A top match angler will demand exactly the same characteristics in a rod as a top class fly angler.
Conversely a top class match pole will coat £2K + and you can spend another £1K on spares.
It does boil down to supply and demand however there are some rods out there at a reasonable price that are absolute gems. If you did a blind test some anglers would be shocked by the findings.
Better materials, quality of carbon and expensive fitting don't always make a better rod.
When we developed the Shakespeare Mach 3 Micro Pellet Waggler rod, most people who tried the prototype thought it would sell at around £150 as it was superior in every way to the rods available from the competition at the time.

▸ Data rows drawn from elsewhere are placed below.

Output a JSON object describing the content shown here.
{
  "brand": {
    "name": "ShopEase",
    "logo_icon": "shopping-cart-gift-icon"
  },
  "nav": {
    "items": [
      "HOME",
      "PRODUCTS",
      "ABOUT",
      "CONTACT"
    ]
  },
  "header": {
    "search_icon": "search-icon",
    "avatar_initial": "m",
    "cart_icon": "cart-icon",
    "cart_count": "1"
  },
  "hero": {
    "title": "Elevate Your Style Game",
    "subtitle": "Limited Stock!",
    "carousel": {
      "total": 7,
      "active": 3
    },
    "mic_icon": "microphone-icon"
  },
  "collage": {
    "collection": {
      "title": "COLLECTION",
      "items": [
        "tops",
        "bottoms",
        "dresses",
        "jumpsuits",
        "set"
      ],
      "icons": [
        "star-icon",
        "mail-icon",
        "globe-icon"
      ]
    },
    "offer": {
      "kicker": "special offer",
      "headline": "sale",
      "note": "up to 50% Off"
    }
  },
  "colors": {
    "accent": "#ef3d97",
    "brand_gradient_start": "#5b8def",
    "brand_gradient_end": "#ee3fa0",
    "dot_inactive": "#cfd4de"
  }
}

They initially sold for around £80 discounted and dropped further in price after a year. It's one of the best rods I've ever used in any form of fishing and even today, 8 or 9 years later it still puts a grin on my face every time I use it.
i acquired a Mach 3 pellet waggler rod a few years ago and it cost me £60. I actually ended up with two, but that is another story.
I also feel it is one of the best fishing rods of any description that I have ever used. It does its job particularly well. I keep telling coarse fishing acquaintances to buy one.
it is only the second Shakespeare rod I have ever owned. The other - a Superteam Quattro light feeder rod is still in use today (Probably bought circa 2000) and has landed numbers of 2lb roach. Another lovely rod. But it was expensive - about £90 I recall !